There is something mesmerizing about chocolate ganache. When I made it the other day, I fell into a kind of trance. Dark chocolate and warm cream slowly melting together creates the most amazingly delicious smell. The more the chocolate melts, the glossier the ganache gets and it feels like you are making a bowl of rich brown silk. I can’t think of any food that looks as enticing as chocolate ganache. There is also something so satisfying about pouring molten chocolate ganache from a height onto a cake. I can only imagine how much fun it would be to work with chocolate every day. *mouth waters*
This decadent glaze was perfect for my nutty and almost nutritious hazelnut cake. This cake is definitely one for the grown-ups, as it’s not excessively sweet, but rather nutty with an intense dark chocolate ganache. I used hazelnut flour, which is something that is new to me. It creates a cake that is rich and full of goodness. If you are good at resisting temptation this cake will keep for about a week, as the nuts keep it moist and fresh. When I make this cake again, I will slice it in half and slather a thicker ganache in the centre as you can never have too much ganache in your life. This cake is divine and one that I really enjoyed making, eating and even cleaning up after.
This cake recipe is adapted from a recipe here.
- 4 medum eggs
- 250g of white sugar
- 120g of salted butter
- 100g of yoghurt
- 100g of hazelnut flour (I used Holmquist)
- 250g of plain flour
- 1 tsp of baking powder
- 10-15 shelled hazelnuts
- 50 g of white sugar
- 25mls of water
- 120 ml of whipping cream
- 125g of dark chocolate (at least 60% cocoa)
- 1 tsp of bourbon (optional)
Grease an 8 inch cake tin with butter and bottom line with parchment paper. I like to use a spring form tin for this recipe, as it’s easy to remove a cake from a spring form tin. Preheat the oven to 170 C/ 350F. Using an electric beaters/ food processor, beat the butter and sugar together until light and fluffy. Add the eggs, one at a time and beat well between each addition. Add the yoghurt and beat to combine.

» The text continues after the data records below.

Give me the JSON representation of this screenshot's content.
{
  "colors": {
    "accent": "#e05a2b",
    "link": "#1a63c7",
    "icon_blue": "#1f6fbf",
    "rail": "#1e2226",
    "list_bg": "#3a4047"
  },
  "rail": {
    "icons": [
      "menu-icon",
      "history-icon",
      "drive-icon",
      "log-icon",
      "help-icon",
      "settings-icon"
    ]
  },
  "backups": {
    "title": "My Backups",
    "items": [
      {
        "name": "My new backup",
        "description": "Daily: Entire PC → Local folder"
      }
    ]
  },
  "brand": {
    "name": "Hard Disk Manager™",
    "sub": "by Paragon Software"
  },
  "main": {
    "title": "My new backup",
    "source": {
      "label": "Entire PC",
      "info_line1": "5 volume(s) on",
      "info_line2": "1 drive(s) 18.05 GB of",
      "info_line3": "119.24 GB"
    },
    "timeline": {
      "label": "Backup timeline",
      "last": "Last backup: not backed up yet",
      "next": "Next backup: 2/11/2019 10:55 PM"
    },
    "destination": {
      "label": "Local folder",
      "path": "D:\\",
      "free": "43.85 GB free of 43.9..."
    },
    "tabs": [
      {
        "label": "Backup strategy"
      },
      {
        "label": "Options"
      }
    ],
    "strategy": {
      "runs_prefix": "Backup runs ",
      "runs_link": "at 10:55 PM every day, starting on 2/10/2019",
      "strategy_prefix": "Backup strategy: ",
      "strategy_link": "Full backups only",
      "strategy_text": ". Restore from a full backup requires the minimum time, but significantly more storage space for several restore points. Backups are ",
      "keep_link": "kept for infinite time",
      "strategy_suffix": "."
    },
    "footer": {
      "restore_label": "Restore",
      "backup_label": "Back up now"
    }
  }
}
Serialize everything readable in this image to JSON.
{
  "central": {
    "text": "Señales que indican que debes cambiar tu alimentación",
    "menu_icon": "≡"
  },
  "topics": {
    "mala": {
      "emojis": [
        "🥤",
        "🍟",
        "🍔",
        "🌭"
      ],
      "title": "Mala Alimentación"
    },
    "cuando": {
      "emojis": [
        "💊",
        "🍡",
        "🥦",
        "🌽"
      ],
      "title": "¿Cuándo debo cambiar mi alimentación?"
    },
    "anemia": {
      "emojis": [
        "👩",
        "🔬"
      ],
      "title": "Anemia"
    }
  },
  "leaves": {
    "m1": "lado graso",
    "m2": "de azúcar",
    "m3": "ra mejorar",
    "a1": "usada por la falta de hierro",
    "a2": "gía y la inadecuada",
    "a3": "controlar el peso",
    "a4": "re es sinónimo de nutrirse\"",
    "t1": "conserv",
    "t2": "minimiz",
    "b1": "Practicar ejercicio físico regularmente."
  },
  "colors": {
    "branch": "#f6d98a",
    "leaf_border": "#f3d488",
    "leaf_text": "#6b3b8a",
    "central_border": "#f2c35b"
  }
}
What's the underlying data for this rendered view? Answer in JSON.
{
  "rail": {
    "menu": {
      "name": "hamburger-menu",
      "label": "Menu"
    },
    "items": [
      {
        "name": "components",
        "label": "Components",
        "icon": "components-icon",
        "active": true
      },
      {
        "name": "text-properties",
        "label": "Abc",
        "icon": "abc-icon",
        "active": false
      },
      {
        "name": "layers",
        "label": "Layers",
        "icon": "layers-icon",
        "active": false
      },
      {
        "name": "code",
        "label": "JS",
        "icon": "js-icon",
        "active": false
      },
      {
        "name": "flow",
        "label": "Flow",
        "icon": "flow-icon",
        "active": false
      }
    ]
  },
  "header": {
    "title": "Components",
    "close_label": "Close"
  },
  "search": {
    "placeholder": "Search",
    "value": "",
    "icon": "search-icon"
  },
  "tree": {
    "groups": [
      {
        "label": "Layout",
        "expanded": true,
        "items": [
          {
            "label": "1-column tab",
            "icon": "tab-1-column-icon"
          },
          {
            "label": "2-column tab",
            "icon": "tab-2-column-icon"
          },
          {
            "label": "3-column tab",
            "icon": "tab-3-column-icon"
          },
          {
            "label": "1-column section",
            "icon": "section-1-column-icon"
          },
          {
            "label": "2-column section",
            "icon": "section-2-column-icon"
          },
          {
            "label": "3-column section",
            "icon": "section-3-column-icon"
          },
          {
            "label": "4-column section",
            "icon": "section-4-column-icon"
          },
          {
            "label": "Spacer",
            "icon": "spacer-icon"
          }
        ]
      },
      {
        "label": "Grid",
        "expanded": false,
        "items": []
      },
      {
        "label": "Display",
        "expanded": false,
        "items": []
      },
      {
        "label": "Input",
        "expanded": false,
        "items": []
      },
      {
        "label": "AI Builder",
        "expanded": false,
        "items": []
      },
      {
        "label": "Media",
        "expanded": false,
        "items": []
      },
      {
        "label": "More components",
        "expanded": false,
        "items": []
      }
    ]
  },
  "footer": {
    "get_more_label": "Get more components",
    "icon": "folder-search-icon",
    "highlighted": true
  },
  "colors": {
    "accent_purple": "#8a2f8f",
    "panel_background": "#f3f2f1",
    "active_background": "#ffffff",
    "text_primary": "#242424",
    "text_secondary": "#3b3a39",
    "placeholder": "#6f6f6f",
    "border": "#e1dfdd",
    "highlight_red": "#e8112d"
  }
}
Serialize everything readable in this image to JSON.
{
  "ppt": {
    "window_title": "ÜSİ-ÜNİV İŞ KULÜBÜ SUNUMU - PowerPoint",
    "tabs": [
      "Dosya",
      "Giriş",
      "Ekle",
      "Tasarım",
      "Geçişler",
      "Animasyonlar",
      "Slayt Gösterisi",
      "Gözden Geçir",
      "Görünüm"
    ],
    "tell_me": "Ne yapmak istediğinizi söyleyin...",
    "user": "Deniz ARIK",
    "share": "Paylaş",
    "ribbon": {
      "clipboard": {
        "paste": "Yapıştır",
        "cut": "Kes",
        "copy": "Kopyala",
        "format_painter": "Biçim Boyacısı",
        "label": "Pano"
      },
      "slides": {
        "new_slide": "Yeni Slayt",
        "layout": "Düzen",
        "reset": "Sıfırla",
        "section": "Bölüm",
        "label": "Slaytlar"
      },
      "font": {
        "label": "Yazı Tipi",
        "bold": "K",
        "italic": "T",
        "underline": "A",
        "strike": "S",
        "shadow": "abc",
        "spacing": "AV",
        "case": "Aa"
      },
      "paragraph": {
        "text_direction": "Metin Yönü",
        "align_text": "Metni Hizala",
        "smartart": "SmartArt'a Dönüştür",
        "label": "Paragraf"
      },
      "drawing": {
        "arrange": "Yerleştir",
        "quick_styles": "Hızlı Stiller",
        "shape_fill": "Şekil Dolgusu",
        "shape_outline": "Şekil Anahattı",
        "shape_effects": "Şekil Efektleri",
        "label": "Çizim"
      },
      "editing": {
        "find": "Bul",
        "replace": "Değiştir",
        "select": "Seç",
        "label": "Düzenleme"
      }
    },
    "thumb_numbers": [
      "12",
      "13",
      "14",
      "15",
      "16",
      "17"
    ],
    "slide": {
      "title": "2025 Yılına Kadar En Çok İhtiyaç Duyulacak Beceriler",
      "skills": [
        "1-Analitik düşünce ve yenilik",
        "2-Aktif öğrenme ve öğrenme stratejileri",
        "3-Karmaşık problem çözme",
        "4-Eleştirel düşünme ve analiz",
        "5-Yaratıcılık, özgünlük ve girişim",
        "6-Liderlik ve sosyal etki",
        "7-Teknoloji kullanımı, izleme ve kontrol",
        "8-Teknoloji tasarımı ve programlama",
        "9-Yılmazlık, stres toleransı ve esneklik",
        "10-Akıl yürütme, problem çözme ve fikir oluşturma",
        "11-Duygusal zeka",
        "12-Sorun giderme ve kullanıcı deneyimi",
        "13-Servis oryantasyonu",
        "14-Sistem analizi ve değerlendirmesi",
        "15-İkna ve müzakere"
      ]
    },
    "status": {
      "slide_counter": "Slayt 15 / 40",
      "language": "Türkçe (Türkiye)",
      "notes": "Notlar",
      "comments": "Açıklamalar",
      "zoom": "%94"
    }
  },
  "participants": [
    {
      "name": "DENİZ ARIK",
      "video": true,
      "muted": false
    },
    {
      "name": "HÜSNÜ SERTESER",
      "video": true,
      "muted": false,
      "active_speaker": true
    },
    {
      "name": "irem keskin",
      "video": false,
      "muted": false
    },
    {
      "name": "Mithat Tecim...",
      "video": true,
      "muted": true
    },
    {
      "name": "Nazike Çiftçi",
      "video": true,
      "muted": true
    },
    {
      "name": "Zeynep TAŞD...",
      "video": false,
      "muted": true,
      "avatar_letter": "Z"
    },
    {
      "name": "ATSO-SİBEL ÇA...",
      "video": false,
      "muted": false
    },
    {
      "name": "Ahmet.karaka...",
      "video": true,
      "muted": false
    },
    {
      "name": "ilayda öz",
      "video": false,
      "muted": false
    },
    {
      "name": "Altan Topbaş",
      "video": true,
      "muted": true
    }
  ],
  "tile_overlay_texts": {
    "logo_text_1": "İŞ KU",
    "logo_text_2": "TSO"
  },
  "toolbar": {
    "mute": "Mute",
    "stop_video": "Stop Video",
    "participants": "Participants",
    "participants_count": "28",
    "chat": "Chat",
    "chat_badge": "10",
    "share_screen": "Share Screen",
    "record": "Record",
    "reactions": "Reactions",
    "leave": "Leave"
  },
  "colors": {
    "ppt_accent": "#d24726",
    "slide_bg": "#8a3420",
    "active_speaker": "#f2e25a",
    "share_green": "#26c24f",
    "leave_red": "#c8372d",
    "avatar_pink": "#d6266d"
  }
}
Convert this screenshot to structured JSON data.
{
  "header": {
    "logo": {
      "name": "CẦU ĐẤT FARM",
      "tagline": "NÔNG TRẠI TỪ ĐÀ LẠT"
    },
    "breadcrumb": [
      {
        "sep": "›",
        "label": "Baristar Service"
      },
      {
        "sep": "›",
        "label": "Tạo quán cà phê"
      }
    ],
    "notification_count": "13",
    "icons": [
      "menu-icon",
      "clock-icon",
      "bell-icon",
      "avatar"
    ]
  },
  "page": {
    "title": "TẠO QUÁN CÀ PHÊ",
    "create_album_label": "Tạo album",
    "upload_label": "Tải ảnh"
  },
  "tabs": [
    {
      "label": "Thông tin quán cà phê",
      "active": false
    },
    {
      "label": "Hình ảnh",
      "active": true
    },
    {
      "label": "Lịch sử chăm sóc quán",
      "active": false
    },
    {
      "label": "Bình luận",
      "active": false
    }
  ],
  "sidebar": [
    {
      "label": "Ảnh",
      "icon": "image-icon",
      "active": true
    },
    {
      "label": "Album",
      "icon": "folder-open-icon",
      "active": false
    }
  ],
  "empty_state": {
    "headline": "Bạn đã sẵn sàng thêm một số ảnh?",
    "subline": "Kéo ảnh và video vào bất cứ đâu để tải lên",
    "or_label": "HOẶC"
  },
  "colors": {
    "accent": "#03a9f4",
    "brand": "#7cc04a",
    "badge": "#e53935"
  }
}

Sieve the flour and baking powder into the mixture and add the hazelnut flour. Stir well to combine all the ingredients. Pour the batter into the prepared tin. Cook for 45-60 minutes. Turn the cake midway through cooking to ensure even browning. Keep an eye on it, and put some foil over the cake if it’s browning too much. To test if the cake is cooked, insert a sharp knife / cake tester into the center of the cake. If it comes out clean the cake is done. Once the cake is cooked, remove from the oven and place on a wire rack. Once cool, remove the cake from the tin and leave to rest on the wire rack.
To make the basic caramelized hazelnuts, use the smallest pot/ pan to melt the caramel. This will give you more depth for dipping the nuts. Put the water and sugar into the pan and heat over a medium high heat. Resist the urge to stir, just allow the sugar and water melt and bubble together. Heat for a few minutes until the sugar has dissolved and the mixture becomes a golden caramel colour. Once it has taken on a deep golden brown color, take the caramel off the heat and allow to cool for a few minutes. The caramel is extremely hot, so be very careful not to touch it. Place the nuts, one at a time into the caramel and use a spoon to ensure the nut is evenly coated. Remove the caramel hazelnuts with the spoon and allow to cool on a sheet of parchment paper.
I experimented a bit with the hazelnuts – I made the basic ones and I also made caramel coated hazelnuts with a spike. You will notice lines on top of my cake – they are actually lines of caramel. To make the caramel coated nuts with a spike, place a cocktail stick into the side of a hazelnut. Put a baking tray lined with parchment paper onto your kitchen floor. Dip the hazelnut into the molten caramel, and then rest the cocktail stick on the counter, so that the coated hazelnut hangs over the counter edge. Any excess caramel will drip onto the parchment paper on the floor. You will be left with a hazelnut that has an icicle type caramel spike protruding from it. Once cool, remove the cocktail stick from the nut.
Break the chocolate into small pieces and places in a large bowl. Put the cream in a small heavy bottomed saucepan and heat until just beginning to simmer. Pour the hot cream into the bowl of chocolate and whisk until smooth. Add the bourbon if desired, and leave to cool slightly.
To decorate the cake, place it on the cooling rack on top of a baking tray. This way, any chocolate ganache that spills will spill into the baking tray, rather than your counter top! To coat the cake in ganache, start by pouring the ganache from the centre of the cake. Ensure all sides of the cake are covered with ganache. Decorate the cake with the caramelized hazelnuts. Leave the cake to cool for about 45 minutes minutes before serving.